This concise history of the news broadcasting industry will appeal to both students and general readers. Stretching from the "radio days" of the 1920s and 1930s and the early era of television after World War II through to the present, the book shows how commercial interests, regulatory matters, and financial considerations have long shaped the broadcasting business. The network dominance of the 1950s ushered in the new prominence of the "anchorman, " a distinctly American development, and gave birth to the "golden age" of TV broadcasting, which featured hard-hitting news and documentaries, epitomized by the reports by CBS's Edward R. Murrow. Financial pressures and advertising concerns in the 1960s led the networks to veer away from their commitment to serve the public interest, and "tabloid" television -- celebrity, gossip-driven "soft news"-- and news "magazines" became increasingly widespread. In the 1980s, cable news further transformed broadcasting, igniting intense competition for viewers in the media marketplace. Focusing on both national and local news, this stimulating volume examines the evolution of broadcast journalism.
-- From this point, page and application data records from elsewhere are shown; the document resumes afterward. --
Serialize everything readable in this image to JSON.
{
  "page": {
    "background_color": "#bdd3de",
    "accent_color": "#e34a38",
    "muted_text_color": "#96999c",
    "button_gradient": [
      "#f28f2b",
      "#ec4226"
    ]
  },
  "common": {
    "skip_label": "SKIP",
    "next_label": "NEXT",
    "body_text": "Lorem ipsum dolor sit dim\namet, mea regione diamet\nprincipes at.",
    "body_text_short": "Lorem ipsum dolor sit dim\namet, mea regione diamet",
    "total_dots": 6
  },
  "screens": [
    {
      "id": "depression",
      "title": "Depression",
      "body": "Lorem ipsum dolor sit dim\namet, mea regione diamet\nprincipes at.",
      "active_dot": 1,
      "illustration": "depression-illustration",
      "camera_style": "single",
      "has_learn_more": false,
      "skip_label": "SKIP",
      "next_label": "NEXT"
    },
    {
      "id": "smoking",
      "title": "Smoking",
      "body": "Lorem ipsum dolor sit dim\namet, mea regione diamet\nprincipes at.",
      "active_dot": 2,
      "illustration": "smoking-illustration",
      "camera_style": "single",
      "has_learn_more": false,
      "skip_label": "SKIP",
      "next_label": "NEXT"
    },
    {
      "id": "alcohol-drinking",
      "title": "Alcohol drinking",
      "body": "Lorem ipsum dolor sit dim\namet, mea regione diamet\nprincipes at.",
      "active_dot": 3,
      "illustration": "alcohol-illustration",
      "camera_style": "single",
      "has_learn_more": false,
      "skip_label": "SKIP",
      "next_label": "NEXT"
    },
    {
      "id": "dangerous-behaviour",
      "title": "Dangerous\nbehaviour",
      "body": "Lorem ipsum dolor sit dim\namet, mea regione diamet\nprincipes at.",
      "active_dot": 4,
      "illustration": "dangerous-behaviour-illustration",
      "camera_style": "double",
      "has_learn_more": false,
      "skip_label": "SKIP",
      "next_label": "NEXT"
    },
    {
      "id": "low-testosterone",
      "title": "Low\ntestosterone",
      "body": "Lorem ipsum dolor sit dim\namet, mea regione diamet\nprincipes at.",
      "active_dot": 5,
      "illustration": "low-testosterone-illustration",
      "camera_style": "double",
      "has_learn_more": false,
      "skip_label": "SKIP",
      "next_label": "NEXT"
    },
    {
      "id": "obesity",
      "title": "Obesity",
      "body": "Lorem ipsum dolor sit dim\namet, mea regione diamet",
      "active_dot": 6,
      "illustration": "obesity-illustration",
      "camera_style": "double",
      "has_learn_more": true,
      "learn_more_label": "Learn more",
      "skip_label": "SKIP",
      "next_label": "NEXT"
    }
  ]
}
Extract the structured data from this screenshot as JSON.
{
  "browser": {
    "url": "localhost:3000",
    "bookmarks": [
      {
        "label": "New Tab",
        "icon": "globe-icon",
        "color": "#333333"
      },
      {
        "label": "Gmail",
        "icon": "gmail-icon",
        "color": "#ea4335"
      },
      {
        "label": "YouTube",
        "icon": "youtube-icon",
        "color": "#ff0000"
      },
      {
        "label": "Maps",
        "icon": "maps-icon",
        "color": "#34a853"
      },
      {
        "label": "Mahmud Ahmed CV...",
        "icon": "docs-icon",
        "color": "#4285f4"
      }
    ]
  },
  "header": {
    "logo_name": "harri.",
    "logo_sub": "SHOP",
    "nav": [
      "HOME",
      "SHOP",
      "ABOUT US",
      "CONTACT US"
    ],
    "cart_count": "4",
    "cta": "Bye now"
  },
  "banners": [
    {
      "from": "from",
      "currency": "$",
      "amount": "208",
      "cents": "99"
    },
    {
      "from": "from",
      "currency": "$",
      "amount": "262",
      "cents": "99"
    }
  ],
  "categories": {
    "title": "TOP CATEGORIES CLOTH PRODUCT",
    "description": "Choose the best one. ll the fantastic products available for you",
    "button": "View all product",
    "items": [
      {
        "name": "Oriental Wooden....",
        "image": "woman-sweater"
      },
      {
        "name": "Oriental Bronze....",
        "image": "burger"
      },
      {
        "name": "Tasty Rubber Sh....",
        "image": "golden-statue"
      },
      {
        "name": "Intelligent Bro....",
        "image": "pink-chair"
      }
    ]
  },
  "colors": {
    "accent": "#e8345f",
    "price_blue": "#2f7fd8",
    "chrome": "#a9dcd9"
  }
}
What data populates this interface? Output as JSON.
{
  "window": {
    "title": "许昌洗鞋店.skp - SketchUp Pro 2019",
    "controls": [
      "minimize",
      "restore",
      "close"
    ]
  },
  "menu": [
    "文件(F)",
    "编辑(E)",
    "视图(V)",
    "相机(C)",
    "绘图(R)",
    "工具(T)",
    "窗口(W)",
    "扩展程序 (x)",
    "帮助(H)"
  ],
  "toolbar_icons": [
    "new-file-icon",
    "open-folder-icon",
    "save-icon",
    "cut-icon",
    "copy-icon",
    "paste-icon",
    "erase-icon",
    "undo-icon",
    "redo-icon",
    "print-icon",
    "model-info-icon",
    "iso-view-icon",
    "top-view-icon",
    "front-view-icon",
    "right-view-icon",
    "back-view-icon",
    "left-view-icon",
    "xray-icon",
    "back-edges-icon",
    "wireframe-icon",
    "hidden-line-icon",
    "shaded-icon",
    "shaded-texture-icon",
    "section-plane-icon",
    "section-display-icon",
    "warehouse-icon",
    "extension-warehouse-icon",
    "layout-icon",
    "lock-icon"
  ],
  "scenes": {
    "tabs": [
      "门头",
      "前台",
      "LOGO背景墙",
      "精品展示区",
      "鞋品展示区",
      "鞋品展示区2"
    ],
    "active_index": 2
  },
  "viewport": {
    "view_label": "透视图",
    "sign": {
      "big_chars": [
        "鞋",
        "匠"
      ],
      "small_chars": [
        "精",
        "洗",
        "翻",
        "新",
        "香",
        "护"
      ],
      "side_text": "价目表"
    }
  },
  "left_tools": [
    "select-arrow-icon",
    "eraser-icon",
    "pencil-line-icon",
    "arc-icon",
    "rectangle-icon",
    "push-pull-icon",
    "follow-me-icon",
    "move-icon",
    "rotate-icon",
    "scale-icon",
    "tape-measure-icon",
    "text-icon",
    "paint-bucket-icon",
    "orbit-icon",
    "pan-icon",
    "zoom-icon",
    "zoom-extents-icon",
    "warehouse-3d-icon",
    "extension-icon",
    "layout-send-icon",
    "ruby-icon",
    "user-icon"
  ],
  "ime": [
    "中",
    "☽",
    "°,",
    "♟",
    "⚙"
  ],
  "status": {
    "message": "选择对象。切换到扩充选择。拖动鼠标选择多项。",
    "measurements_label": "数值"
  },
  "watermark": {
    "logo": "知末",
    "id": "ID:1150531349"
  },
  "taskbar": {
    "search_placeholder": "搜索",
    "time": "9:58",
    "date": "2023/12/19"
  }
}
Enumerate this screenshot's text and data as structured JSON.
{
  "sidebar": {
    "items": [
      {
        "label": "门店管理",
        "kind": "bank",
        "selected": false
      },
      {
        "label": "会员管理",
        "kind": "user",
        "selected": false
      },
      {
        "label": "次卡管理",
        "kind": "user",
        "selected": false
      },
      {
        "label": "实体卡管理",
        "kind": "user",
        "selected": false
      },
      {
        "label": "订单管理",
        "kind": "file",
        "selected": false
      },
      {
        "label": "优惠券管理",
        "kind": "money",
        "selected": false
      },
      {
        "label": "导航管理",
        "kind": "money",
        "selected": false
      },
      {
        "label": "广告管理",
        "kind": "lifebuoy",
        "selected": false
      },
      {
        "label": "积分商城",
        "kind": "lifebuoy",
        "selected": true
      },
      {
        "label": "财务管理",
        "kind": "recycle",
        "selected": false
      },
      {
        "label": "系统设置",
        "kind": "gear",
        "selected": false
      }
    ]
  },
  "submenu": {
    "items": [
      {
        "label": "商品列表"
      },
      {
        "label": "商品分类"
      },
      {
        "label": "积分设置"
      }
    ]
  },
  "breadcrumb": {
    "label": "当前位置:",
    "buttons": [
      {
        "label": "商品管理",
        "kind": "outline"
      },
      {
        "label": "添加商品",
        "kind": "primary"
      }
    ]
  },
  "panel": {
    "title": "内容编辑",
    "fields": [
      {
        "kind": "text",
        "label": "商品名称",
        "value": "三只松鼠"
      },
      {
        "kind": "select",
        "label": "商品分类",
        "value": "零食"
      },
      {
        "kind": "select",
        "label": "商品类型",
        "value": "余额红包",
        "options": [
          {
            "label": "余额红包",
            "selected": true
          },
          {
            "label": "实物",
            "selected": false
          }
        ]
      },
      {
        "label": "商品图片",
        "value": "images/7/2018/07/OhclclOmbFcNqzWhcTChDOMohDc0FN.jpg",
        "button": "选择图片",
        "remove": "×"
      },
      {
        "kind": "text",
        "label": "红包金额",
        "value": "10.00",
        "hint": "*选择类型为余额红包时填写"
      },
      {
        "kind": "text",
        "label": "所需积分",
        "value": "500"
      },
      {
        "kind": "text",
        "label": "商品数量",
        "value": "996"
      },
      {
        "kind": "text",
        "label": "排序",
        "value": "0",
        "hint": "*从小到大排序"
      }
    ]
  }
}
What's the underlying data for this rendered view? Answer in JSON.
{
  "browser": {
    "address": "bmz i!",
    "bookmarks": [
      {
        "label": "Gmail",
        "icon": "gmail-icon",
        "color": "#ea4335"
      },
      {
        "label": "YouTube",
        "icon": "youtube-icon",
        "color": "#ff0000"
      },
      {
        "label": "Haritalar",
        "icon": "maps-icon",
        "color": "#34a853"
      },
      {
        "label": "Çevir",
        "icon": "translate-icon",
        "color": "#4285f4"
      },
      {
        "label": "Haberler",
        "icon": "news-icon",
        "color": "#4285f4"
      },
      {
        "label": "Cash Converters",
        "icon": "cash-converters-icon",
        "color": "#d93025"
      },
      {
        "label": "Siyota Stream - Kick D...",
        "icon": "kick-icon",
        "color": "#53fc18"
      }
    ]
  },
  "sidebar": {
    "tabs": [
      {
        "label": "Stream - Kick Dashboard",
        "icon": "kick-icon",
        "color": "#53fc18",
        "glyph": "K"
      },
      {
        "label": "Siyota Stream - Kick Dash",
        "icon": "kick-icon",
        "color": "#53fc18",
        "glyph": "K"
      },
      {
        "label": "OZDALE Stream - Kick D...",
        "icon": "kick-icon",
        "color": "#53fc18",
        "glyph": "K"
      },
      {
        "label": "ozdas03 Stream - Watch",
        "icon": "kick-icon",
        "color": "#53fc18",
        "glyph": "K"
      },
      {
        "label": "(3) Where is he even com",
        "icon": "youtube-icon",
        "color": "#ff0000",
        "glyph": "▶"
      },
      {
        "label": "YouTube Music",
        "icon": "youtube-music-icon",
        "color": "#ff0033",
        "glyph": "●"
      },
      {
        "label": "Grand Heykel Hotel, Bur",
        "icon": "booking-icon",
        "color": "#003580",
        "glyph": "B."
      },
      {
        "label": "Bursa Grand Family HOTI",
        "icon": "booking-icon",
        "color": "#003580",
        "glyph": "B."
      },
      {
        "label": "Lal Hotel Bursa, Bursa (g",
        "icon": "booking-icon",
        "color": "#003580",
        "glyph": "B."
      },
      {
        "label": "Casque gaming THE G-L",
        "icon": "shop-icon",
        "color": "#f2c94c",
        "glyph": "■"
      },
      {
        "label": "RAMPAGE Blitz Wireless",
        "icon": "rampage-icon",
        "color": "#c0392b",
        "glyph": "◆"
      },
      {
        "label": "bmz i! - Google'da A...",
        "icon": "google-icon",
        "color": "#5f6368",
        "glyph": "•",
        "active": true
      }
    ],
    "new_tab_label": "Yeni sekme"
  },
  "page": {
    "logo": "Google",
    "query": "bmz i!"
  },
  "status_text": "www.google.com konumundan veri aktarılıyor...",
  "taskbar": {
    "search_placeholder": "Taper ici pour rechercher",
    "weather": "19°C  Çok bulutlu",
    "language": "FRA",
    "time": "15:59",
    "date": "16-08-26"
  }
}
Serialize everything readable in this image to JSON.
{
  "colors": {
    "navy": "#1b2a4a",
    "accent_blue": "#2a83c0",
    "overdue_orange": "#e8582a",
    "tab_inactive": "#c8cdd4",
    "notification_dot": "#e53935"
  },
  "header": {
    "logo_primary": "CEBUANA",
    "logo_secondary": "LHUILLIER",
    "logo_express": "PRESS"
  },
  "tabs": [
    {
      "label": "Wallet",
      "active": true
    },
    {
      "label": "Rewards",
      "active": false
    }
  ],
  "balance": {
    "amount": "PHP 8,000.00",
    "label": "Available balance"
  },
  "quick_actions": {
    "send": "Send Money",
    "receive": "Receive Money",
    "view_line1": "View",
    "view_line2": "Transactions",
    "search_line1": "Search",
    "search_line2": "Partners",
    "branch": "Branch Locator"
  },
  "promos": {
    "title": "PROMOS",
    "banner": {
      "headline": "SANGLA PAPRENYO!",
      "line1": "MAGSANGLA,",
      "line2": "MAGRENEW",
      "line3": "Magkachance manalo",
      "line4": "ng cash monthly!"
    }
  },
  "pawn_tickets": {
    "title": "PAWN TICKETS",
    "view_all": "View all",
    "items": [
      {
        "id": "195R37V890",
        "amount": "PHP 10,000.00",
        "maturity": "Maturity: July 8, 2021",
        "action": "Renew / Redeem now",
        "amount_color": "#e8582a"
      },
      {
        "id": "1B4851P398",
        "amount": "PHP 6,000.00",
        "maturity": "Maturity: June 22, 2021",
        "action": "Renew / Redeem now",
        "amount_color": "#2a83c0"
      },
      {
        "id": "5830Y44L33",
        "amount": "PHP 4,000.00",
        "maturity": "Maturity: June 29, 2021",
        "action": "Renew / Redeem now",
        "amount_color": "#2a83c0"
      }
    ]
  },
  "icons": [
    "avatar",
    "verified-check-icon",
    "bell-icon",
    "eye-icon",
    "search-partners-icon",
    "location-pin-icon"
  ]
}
It also considers how new electronic technologies will affect news delivery in the 21st century and whether television news can still serve both the public interest and maintain an audience.
What people are saying - Write a review
We haven't found any reviews in the usual places.
The Ethic of Commercialism
The Era of Network Dominance
Tabloid Television and a World of Talk
Hard NewsSoft News
The Impact of CNN
Other editions - View all
60 Minutes ABC's advertising affiliates all-news American Journalism Review American television anchor anchorman audience Barbara Walters became began breaking Brinkley Brokaw called camera celebrity changed Channel civic journalism CNN's commercial companies corporate correspondent cover coverage critics culture Current Affair Dateline NBC David Diane Sawyer director Disney division documentary Don Hewitt Edward Entertainment Tonight executive producer film Geraldo Rivera gram Harry Reasoner host Ibid interest Internet Interview by author journalists Kennedy live Mike Wallace million movie MSNBC Murrow NBC's newscast newspaper newsreel O.J. Simpson popular Press prime prime-time profit public service radio ratings reporters Rivera Roger Mudd role satellite Sauter says Schonfeld show business sion stars stations story syndicated tabloid television talk shows Ted Turner television journalism tion Today Tom Brokaw Turner vice president Vietnam viewers Walter Cronkite Washington York